| Web page and app entries |
- - -

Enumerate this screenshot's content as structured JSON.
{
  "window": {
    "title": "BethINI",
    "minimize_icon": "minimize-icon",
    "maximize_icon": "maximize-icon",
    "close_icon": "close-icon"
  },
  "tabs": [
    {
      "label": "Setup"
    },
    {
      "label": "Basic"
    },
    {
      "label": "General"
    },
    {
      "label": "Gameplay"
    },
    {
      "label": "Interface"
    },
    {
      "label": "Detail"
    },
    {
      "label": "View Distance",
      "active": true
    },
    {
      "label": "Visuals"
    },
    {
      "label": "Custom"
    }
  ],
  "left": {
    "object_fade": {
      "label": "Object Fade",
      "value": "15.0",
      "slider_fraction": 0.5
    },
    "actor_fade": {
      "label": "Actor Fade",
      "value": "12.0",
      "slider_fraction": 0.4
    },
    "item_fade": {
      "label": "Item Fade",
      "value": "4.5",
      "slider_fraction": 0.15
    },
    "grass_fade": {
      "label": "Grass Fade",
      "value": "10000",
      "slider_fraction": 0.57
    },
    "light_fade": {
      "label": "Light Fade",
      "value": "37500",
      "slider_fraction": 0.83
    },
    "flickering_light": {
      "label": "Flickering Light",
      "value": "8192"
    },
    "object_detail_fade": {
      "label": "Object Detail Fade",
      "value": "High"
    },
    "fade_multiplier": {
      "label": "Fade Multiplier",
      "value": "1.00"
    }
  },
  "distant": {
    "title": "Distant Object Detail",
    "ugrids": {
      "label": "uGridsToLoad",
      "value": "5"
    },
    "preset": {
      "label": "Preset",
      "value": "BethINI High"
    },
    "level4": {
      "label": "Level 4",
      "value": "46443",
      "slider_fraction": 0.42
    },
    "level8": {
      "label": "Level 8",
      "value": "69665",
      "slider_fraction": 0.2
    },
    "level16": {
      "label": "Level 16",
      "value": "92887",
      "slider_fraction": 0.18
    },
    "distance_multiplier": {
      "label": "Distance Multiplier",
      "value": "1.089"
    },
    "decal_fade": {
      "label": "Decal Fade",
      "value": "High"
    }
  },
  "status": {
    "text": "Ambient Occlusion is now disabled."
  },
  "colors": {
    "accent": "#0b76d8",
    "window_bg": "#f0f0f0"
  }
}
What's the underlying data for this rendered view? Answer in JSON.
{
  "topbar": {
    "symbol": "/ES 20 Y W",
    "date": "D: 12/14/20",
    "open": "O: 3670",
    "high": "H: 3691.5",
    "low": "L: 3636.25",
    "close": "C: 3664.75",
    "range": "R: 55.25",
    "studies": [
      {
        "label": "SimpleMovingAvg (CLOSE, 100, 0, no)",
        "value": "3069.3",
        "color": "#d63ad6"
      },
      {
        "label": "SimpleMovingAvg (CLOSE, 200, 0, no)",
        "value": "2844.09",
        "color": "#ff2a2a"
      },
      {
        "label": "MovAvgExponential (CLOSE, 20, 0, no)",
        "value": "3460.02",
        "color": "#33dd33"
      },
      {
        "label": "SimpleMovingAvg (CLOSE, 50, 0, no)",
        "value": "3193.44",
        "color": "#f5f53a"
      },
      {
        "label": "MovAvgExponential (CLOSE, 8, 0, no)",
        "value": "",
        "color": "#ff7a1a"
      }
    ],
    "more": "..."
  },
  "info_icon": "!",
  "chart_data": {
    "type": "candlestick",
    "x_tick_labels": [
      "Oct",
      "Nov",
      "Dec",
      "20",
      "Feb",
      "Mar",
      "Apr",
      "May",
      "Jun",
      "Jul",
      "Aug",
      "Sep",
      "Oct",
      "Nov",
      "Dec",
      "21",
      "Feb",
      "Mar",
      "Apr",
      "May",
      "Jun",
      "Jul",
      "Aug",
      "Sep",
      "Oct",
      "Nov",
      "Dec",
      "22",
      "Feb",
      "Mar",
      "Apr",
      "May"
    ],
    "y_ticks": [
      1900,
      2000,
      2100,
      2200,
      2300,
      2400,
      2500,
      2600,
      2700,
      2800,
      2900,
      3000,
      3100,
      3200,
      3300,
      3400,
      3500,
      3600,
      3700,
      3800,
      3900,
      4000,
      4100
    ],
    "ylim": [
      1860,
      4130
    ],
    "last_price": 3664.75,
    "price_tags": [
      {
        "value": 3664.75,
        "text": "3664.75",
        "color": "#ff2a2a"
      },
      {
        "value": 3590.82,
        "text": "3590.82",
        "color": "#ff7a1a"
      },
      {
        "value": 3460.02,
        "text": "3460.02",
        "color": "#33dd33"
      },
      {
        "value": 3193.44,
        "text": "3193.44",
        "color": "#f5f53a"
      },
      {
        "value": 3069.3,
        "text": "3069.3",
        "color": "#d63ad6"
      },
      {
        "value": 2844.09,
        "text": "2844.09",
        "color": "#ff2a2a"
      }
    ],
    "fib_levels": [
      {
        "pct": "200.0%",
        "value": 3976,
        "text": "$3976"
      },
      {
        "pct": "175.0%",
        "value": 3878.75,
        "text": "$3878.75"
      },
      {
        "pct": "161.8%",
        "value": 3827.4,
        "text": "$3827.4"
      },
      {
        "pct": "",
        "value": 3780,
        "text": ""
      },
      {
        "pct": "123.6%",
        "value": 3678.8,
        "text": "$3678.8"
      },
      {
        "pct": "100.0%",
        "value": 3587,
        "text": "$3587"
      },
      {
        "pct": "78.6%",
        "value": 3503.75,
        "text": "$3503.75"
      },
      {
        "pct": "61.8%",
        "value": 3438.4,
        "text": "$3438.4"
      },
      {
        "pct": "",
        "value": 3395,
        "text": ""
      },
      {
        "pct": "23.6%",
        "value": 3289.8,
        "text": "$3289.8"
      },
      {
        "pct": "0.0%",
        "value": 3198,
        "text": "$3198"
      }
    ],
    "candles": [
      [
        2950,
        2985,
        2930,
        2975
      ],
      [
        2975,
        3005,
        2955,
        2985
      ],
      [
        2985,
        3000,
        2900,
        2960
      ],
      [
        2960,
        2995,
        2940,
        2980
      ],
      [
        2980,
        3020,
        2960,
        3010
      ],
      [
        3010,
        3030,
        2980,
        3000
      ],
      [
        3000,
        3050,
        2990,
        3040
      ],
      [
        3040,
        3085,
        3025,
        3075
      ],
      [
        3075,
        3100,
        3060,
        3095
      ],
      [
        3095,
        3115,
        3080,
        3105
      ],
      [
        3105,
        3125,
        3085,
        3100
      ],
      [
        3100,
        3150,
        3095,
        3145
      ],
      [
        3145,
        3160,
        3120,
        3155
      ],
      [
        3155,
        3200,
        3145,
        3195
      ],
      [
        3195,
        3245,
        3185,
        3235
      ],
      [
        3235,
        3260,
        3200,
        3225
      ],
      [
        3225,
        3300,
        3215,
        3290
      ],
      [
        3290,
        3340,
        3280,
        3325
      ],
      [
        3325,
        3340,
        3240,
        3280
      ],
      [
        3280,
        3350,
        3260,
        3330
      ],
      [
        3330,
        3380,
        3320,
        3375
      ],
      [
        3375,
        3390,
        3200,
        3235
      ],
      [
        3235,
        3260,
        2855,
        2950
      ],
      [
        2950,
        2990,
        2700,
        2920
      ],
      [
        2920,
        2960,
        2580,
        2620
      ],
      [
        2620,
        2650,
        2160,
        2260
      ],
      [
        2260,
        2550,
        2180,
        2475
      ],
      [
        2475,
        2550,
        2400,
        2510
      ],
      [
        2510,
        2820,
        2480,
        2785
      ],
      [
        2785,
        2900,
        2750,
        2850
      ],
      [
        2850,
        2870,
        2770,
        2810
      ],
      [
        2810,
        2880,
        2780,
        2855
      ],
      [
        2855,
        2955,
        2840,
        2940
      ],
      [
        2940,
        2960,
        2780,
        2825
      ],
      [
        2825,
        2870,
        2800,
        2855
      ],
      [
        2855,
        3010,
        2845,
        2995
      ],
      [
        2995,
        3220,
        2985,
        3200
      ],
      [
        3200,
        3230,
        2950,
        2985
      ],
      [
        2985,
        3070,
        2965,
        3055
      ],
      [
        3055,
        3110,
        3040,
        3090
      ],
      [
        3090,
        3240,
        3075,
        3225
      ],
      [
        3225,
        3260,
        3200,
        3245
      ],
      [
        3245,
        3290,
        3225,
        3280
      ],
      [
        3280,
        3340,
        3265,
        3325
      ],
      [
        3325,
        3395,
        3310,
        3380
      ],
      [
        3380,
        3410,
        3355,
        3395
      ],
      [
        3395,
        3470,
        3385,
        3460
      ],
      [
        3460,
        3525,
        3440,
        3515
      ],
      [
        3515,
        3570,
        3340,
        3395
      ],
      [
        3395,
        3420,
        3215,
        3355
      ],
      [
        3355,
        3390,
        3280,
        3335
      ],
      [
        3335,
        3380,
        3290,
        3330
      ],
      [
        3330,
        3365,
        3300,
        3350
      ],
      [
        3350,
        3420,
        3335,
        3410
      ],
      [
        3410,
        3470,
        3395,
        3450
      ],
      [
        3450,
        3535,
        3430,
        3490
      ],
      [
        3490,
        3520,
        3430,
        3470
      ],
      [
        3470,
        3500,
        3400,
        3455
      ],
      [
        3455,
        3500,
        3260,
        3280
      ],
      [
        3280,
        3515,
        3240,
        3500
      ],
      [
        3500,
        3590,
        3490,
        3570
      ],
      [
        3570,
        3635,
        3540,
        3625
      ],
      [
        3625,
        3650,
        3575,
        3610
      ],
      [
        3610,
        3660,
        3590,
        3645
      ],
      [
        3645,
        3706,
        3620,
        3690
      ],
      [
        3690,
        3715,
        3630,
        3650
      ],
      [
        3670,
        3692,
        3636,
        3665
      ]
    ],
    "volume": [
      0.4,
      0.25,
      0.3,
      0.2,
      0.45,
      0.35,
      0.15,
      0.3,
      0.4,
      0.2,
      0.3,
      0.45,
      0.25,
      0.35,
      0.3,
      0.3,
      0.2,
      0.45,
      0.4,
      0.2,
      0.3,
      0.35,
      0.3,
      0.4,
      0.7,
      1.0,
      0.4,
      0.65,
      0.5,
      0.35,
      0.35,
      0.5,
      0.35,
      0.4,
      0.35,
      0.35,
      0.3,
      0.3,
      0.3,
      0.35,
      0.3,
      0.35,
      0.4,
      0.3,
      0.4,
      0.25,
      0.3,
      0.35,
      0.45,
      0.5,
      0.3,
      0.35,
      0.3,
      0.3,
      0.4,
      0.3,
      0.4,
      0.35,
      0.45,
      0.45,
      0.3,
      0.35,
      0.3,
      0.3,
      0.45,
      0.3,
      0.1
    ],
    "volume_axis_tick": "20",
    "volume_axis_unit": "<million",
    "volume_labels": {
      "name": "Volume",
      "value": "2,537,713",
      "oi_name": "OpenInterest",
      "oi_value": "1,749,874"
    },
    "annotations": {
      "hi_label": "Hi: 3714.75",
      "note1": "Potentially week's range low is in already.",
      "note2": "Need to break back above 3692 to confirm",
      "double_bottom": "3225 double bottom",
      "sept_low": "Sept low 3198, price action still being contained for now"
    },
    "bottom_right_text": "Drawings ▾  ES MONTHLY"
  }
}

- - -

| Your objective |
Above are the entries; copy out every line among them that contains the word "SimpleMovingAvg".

| Response to the task |
        "label": "SimpleMovingAvg (CLOSE, 100, 0, no)",
        "label": "SimpleMovingAvg (CLOSE, 200, 0, no)",
        "label": "SimpleMovingAvg (CLOSE, 50, 0, no)",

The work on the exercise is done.